Nature’s solutions to climate change: Part 1 - urban trees

As 2023 is declared the warmest year on record and Australia endures another summer of extreme weather, scientists share some of nature’s solutions to mitigating the effects of an increasingly warmer climate in this four-part series.

11 MAR 2024
Royal Botanic Garden Sydney

Terrestrial plants and the urban environment

The first story in our four-part series has been adapted from a 2023 National Science Week presentation by Professor Michelle Leishman at the Royal Botanic Garden Sydney. Professor Leishman is Head of the Smart Green Cities Research Centre at Macquarie University where she works on urban plant ecology and researches solutions for heat in our cities and the adaptation of plants and environment.

It’s getting too hot in here

Ever wondered why cities are so hot? Most cities swelter in summer because of the ‘urban heat island effect’ – when trapped heat creates a warmer climate in cities than the regional and rural areas that surround them. Increasing populations, heat-absorbing buildings, and heat-producing activities from transport all compound with the impacts of climate change to create this effect, and unfortunately, cities are only going to getting hotter. 

The staggering news that we have warmed the climate by 1.5°C means that heat waves are becoming longer, more intense, and more frequent. Climate change is truly bearing down upon us. According to the World Health Organisation, extreme heat has the highest mortality rate of all other climate related impacts and affects nearly two billion people across the globe.

In Australia, we’ve seen three towns in the Pilbara (a region in Western Australia) reach more than 50°C. On 4 January 2020, the western Sydney suburb of Penrith was the hottest recorded place on the planet – a stifling 48.9°C.

In Sydney, we're starting to see heat waves begin three weeks earlier and the western suburbs are remarkably hotter than the east. Consequently, our heat related mortality is up to three times higher in the west.

So, what can we do?

There is a simple solution to cool these concrete jungles prone to extreme heat – create more green spaces. Not only do plants keep our cities cooler, they also support biodiversity, mitigate urban flooding, and our improve mental health and wellbeing.

Scientists work on tree and a view of the harbour bridge

L: Professor Michelle Leishman and Dr Alessandro Ossola assessing plant tolerances in the Macquarie University glasshouses. R: Royal Botanic Garden Sydney.

A backyard solution

During an extreme heatwave in Adelaide a couple of years ago, Professor Michelle Leishman and her team boarded a light aircraft with thermal imaging cameras set up underneath.

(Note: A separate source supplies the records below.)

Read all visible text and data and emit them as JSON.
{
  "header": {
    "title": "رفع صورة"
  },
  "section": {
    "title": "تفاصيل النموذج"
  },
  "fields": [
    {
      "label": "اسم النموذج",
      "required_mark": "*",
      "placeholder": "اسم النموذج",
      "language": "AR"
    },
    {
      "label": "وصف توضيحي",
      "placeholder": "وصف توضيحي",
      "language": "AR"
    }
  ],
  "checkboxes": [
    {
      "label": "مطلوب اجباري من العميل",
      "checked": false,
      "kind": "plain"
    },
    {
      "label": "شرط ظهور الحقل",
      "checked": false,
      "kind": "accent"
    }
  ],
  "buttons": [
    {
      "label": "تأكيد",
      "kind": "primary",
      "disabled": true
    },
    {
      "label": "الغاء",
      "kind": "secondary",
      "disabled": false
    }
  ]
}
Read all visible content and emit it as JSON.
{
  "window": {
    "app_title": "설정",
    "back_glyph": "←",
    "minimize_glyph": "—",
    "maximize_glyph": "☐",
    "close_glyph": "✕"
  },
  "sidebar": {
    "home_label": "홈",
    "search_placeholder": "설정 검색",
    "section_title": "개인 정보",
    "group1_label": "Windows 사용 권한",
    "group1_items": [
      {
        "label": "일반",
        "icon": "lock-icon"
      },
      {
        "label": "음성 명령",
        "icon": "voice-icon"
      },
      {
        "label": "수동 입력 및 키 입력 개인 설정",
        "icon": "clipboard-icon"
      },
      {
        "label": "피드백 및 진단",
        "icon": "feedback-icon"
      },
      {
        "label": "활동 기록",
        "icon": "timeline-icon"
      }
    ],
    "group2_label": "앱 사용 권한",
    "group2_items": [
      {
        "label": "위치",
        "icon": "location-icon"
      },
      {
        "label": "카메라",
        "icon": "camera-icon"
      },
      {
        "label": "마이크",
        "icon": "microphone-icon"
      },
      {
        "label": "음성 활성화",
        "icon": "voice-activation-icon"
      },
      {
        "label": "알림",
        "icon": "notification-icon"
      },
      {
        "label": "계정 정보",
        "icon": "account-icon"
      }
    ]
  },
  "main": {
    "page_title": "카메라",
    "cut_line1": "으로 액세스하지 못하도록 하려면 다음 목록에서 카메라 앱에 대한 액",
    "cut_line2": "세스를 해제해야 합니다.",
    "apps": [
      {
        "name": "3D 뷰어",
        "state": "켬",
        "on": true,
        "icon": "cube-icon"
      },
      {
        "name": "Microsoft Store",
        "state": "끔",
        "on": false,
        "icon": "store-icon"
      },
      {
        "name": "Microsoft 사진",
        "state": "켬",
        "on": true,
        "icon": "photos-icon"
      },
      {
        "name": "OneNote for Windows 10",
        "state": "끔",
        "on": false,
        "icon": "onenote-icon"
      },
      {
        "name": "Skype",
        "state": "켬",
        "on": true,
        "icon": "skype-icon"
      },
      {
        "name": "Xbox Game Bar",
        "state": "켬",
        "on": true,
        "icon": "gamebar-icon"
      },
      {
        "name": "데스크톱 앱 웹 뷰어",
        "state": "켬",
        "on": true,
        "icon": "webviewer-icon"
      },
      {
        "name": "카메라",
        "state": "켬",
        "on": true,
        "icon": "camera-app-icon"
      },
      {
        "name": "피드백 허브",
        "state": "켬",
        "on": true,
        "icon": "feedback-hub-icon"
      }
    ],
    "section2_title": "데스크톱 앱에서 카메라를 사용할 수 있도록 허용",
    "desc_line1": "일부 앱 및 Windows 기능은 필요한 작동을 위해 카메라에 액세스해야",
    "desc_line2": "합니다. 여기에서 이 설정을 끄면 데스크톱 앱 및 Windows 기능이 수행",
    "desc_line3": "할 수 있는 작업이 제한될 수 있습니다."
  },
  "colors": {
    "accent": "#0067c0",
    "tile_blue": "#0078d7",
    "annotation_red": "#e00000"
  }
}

They flew over the sprawling city as it suffocated in the heat for days, mapping the temperatures across green and non-green spaces. 

“Unsurprisingly, we found vegetation lowered the land surface temperatures by up to 6°C, however we also discovered that not all green space is equal. The kinds of vegetation we plant in our green spaces matters. Trees with a higher canopy had a much cooler effect than just grasses or shrubs,” Professor Leishman said. 

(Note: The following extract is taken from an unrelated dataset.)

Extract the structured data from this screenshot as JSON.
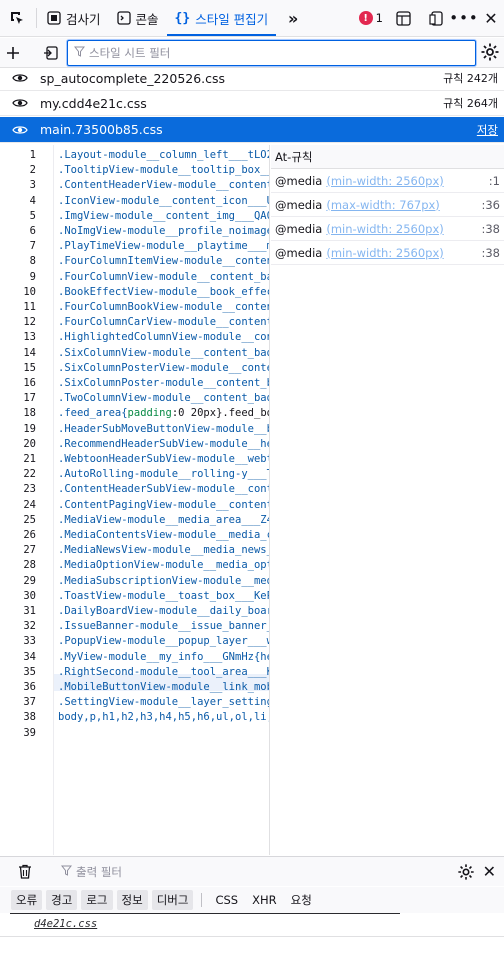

The team also conducted studies in western Sydney and found many trees that are planted across our suburbs are not coping well with a hotter and drier climate.

“Exotic deciduous trees are struggling the most. The northern hemisphere’s Plane Tree is one example, it’s planted right across Australia and its preference for temperate climates means that it is vulnerable to the intensifying climate conditions,” she said. 

Back to that boiling 48.9°C day in Penrith - Professor Leishman and her team travelled there to assess 5,500 trees stretched over 90 kilometres that were baking under the sun. Fortunately for them, they did it the only way you can in that heat: in an air-conditioned car with a laptop and GPS, looking through the window.

“Observing the heat’s impact, we found nearly 80% of exotic trees planted had over half their foliage showing signs of damage, while the majority of our native trees were perfectly okay,” she said. 

A plane tree

Plane trees from the northern hemisphere are one of the biggest exotic species under threat from extreme heat

Selecting climate-ready species

Our native trees, like eucalypts, cedars and acacias, are enormously resilient when it comes to heat. These tough species are what we will depend upon in the future as the climate continues to warm. They are the plants that can bear heatwaves, drier, and tougher conditions. But like all species, some natives are tougher than others. 

Professor Leishman and her team examined 176 native species that are commonly planted in our gardens and modelled the temperatures and conditions predicted for the year 2070. 

“We found that more than 70% of these species will experience harsher climatic conditions across Australian cities by 2070 compared to now. And some of the most commonly planted trees are unlikely to survive,” she said.

Macquarie University has responded to this problem by building a world-first online climate-smart plant selector tool. The tool is free for all users and can be found here

You can enter your postcode and it will produce a list of species that will be climatically suitable now, or in 2050 or 2070, plus a wealth of information about them. Or you can put in your chosen species name and check if it will be likely to survive in that location in the future. Increasing these plants in our homes, public spaces, and outdoor areas will play an crucial role in combating the impacts of climate change. 

As climate change intensifies, we will need tools and resources like Which Plant Where to ensure that our green spaces and trees can provide the cooling benefits that we so desperately need in cities.